Dharma being a pluralistic philosophy allows for more than one interpretation of any texts including and up to the Śruti texts. However since its origin is considered divine in nature, the interpretations of śruti cannot be ascribed to a set group of people who were granted access to this information, like the आचार्य || acharyas (teachers), for the purpose of interpretation. Since the nature of the Acharya and/or external factors such as regional customary laws followed by a person who reads and interprets the Vedas, may change the meaning of what is understood, therefore the interpretations, in conjunction with the interpreters' own knowledge are ascribed as Smriti, that provide further human interpretation of Śruti. The Śruti and Smriti texts thus form the information hierarchy that Hindus looked toward to dictate the proper conduct of their lives. The specific information regarding such proper conduct was not found directly in the Vedas (Śruti) because they do not contain explicit codes or rules that would be found in a legal system. However, because of the Vedas’ divine and unadulterated form, a rule in the Smriti that claims connection to this literature is given more merit even if it does not cite a specific passage. However since the theosophy of the Śruti in inherently different to 'Abrahamic religion' or 'religion' for that matter, it contains no 'rules' or 'laws' in their entirety. In this sense, even though 'Śruti' exists as a source for all Hindu Laws as developed from 'Smriti' without dictating any specifics, it is important to note that all Smriti is not about law either, in contrast to its entirety, only a trivial amount of these human interpretations called Smriti can be associated with some sort of 'rules' or 'laws'. More often than not the fascination of Indologists and western theologians alike to want to find similarities between what may have been their own beliefs often led to them to look for such connections under the purview of Hindu Law. A good example of this is the Dharmaśāstra (a Smriti text), which because of its sophisticated jurisprudence, was taken by early British colonial administrators to be the law of the land for Hindus in India. Ever since, Dharmaśāstra has been linked with Hindu law, despite the fact that its contents deal as much or more with religious life as with law. In fact, a separation of religion and law within Dharmaśāstra is artificial and has been repeatedly questioned.

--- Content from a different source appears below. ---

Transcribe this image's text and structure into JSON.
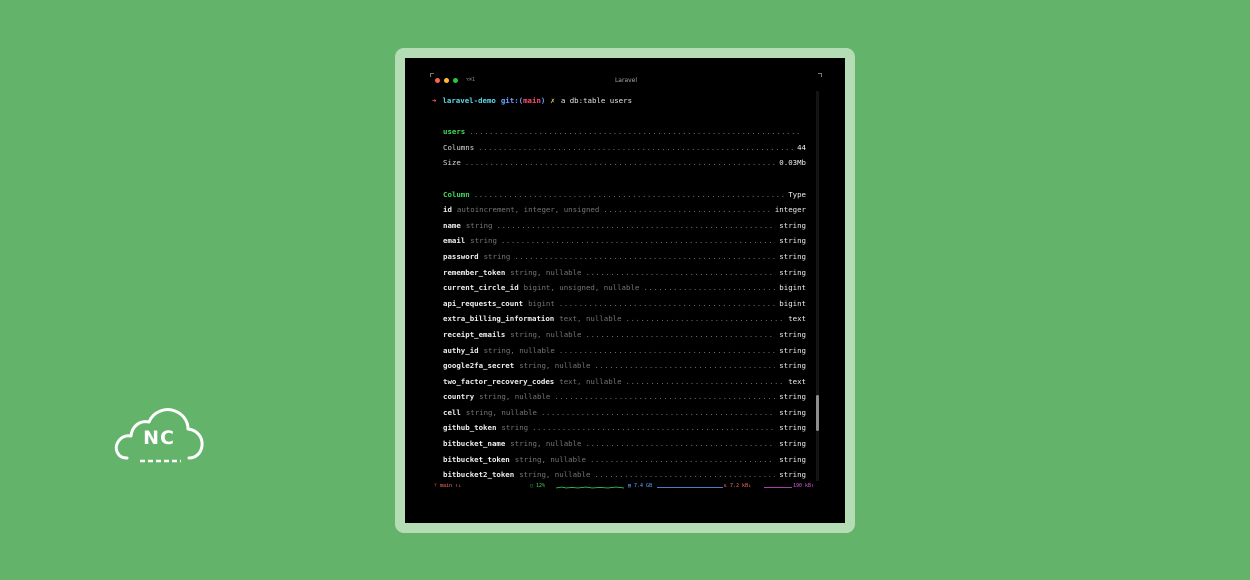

Max Müller in an 1865 lecture stated
""In no country, I believe, has the theory of revelation been so minutely elaborated as in India. The name for revelation in Sanskrit is Sruti, which means hearing; and this title distinguished the Vedic hymns and, at a later time, the Brahmanas also, from all other works, which however sacred and authoritative to the Hindu mind, are admitted to have been composed by human authors. The Laws of Manu, for instance, are not revelation; they are not Sruti, but only Smriti, which means recollection of tradition. If these laws or any other work of authority can be proved on any point to be at variance with a single passage of the Veda, their authority is at once overruled. According to the orthodox views of Indian theologians, not a single line of the Veda was the work of human authors. The whole Veda is in some way or the other the work of the Deity; and even those who saw it were not supposed to be ordinary mortals, but beings raised above the level of common humanity, and less liable therefore to error in the reception of revealed truth. The views entertained by the orthodox theologians of India are far more minute and elaborate than those of the most extreme advocates of verbal inspiration in Europe. The human element, called paurusheyatva in Sanskrit, is driven out of every corner or hiding place, and as the Veda is held to have existed in the mind of the Deity before the beginning of time...""
- Swami Sivananda, All About Hinduism, Page 30-31
- Ranganathananda, S. (2000). Universal Message of the Bhagavad Gītā: An Exposition of the Gītā in the Light of Modern Thought and Modern Needs. Vol. 1. Advaita Ashrama.
- Jho, C. (1987). History and Sources of Law in Ancient India. Delhi:Ashish Publishing House.
- Gupta, R. M. (2007). The Chaitanya Vaishnava Vedanta of Jiva Gosvami: When Knowledge Meets Devotion. Abingdon:Routledge.